Please reproduce the whole listing without altering anything.

# # #

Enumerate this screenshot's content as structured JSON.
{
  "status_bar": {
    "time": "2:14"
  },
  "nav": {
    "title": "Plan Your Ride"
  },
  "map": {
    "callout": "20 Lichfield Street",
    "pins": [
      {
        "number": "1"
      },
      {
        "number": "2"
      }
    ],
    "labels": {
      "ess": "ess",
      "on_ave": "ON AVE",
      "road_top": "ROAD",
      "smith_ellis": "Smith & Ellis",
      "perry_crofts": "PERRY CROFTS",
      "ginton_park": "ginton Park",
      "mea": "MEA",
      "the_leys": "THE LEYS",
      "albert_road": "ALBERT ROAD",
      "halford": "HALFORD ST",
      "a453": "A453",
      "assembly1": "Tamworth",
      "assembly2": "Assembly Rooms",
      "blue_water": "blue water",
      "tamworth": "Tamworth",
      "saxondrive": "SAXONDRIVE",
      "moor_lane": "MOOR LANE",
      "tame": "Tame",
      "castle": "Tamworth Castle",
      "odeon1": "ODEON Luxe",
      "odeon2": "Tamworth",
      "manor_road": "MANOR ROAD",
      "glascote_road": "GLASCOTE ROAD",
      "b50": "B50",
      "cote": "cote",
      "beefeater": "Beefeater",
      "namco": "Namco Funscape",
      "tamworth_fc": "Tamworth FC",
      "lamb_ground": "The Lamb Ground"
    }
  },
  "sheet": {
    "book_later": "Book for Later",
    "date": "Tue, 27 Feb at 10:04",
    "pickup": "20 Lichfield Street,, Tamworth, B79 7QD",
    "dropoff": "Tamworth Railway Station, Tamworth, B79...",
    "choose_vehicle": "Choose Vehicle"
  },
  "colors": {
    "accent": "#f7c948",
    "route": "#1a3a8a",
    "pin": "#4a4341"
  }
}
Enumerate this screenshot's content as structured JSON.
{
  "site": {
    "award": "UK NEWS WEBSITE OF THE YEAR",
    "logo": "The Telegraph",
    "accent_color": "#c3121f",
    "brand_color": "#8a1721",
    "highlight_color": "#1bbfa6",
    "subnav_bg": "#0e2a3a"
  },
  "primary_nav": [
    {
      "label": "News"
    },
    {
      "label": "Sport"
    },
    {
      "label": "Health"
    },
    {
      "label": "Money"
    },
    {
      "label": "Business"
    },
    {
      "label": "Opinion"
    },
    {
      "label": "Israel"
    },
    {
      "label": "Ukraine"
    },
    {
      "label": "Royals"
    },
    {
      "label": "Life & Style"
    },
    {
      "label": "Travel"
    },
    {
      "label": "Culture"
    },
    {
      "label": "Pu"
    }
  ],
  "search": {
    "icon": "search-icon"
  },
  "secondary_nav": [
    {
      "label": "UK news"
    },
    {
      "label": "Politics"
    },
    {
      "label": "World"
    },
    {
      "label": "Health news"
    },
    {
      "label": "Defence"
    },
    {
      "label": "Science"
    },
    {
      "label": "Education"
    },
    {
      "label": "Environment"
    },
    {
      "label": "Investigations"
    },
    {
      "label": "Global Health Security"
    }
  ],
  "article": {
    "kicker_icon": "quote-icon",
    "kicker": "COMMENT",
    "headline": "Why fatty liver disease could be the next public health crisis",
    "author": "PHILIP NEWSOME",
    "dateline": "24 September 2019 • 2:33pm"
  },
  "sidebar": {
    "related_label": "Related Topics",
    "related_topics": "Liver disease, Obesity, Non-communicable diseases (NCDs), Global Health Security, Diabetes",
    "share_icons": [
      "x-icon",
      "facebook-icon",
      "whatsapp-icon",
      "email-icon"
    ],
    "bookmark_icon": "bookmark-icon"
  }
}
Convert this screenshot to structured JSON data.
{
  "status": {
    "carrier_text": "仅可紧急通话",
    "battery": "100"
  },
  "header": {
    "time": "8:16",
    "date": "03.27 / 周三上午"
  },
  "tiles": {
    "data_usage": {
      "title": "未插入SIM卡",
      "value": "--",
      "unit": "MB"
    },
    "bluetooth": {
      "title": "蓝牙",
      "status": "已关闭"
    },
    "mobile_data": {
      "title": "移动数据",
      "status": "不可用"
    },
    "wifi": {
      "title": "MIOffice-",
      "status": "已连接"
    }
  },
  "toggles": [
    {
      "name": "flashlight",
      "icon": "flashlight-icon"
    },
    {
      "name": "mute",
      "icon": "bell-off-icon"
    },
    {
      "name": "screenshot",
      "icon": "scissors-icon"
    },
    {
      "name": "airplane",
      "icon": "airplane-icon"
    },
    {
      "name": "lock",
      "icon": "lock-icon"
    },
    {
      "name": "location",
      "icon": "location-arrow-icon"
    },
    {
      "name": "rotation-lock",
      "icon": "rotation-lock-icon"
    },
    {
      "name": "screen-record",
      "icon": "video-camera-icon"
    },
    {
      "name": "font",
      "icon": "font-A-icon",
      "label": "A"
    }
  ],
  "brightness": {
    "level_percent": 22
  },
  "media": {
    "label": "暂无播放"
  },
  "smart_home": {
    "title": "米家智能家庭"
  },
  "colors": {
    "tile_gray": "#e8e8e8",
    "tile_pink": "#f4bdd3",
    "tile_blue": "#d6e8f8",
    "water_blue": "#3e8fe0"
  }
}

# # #

- [PROBLEM SOLUTION]:
Enumerate this screenshot's content as structured JSON.
{
  "status_bar": {
    "time": "2:14"
  },
  "nav": {
    "title": "Plan Your Ride"
  },
  "map": {
    "callout": "20 Lichfield Street",
    "pins": [
      {
        "number": "1"
      },
      {
        "number": "2"
      }
    ],
    "labels": {
      "ess": "ess",
      "on_ave": "ON AVE",
      "road_top": "ROAD",
      "smith_ellis": "Smith & Ellis",
      "perry_crofts": "PERRY CROFTS",
      "ginton_park": "ginton Park",
      "mea": "MEA",
      "the_leys": "THE LEYS",
      "albert_road": "ALBERT ROAD",
      "halford": "HALFORD ST",
      "a453": "A453",
      "assembly1": "Tamworth",
      "assembly2": "Assembly Rooms",
      "blue_water": "blue water",
      "tamworth": "Tamworth",
      "saxondrive": "SAXONDRIVE",
      "moor_lane": "MOOR LANE",
      "tame": "Tame",
      "castle": "Tamworth Castle",
      "odeon1": "ODEON Luxe",
      "odeon2": "Tamworth",
      "manor_road": "MANOR ROAD",
      "glascote_road": "GLASCOTE ROAD",
      "b50": "B50",
      "cote": "cote",
      "beefeater": "Beefeater",
      "namco": "Namco Funscape",
      "tamworth_fc": "Tamworth FC",
      "lamb_ground": "The Lamb Ground"
    }
  },
  "sheet": {
    "book_later": "Book for Later",
    "date": "Tue, 27 Feb at 10:04",
    "pickup": "20 Lichfield Street,, Tamworth, B79 7QD",
    "dropoff": "Tamworth Railway Station, Tamworth, B79...",
    "choose_vehicle": "Choose Vehicle"
  },
  "colors": {
    "accent": "#f7c948",
    "route": "#1a3a8a",
    "pin": "#4a4341"
  }
}
Enumerate this screenshot's content as structured JSON.
{
  "site": {
    "award": "UK NEWS WEBSITE OF THE YEAR",
    "logo": "The Telegraph",
    "accent_color": "#c3121f",
    "brand_color": "#8a1721",
    "highlight_color": "#1bbfa6",
    "subnav_bg": "#0e2a3a"
  },
  "primary_nav": [
    {
      "label": "News"
    },
    {
      "label": "Sport"
    },
    {
      "label": "Health"
    },
    {
      "label": "Money"
    },
    {
      "label": "Business"
    },
    {
      "label": "Opinion"
    },
    {
      "label": "Israel"
    },
    {
      "label": "Ukraine"
    },
    {
      "label": "Royals"
    },
    {
      "label": "Life & Style"
    },
    {
      "label": "Travel"
    },
    {
      "label": "Culture"
    },
    {
      "label": "Pu"
    }
  ],
  "search": {
    "icon": "search-icon"
  },
  "secondary_nav": [
    {
      "label": "UK news"
    },
    {
      "label": "Politics"
    },
    {
      "label": "World"
    },
    {
      "label": "Health news"
    },
    {
      "label": "Defence"
    },
    {
      "label": "Science"
    },
    {
      "label": "Education"
    },
    {
      "label": "Environment"
    },
    {
      "label": "Investigations"
    },
    {
      "label": "Global Health Security"
    }
  ],
  "article": {
    "kicker_icon": "quote-icon",
    "kicker": "COMMENT",
    "headline": "Why fatty liver disease could be the next public health crisis",
    "author": "PHILIP NEWSOME",
    "dateline": "24 September 2019 • 2:33pm"
  },
  "sidebar": {
    "related_label": "Related Topics",
    "related_topics": "Liver disease, Obesity, Non-communicable diseases (NCDs), Global Health Security, Diabetes",
    "share_icons": [
      "x-icon",
      "facebook-icon",
      "whatsapp-icon",
      "email-icon"
    ],
    "bookmark_icon": "bookmark-icon"
  }
}
Convert this screenshot to structured JSON data.
{
  "status": {
    "carrier_text": "仅可紧急通话",
    "battery": "100"
  },
  "header": {
    "time": "8:16",
    "date": "03.27 / 周三上午"
  },
  "tiles": {
    "data_usage": {
      "title": "未插入SIM卡",
      "value": "--",
      "unit": "MB"
    },
    "bluetooth": {
      "title": "蓝牙",
      "status": "已关闭"
    },
    "mobile_data": {
      "title": "移动数据",
      "status": "不可用"
    },
    "wifi": {
      "title": "MIOffice-",
      "status": "已连接"
    }
  },
  "toggles": [
    {
      "name": "flashlight",
      "icon": "flashlight-icon"
    },
    {
      "name": "mute",
      "icon": "bell-off-icon"
    },
    {
      "name": "screenshot",
      "icon": "scissors-icon"
    },
    {
      "name": "airplane",
      "icon": "airplane-icon"
    },
    {
      "name": "lock",
      "icon": "lock-icon"
    },
    {
      "name": "location",
      "icon": "location-arrow-icon"
    },
    {
      "name": "rotation-lock",
      "icon": "rotation-lock-icon"
    },
    {
      "name": "screen-record",
      "icon": "video-camera-icon"
    },
    {
      "name": "font",
      "icon": "font-A-icon",
      "label": "A"
    }
  ],
  "brightness": {
    "level_percent": 22
  },
  "media": {
    "label": "暂无播放"
  },
  "smart_home": {
    "title": "米家智能家庭"
  },
  "colors": {
    "tile_gray": "#e8e8e8",
    "tile_pink": "#f4bdd3",
    "tile_blue": "#d6e8f8",
    "water_blue": "#3e8fe0"
  }
}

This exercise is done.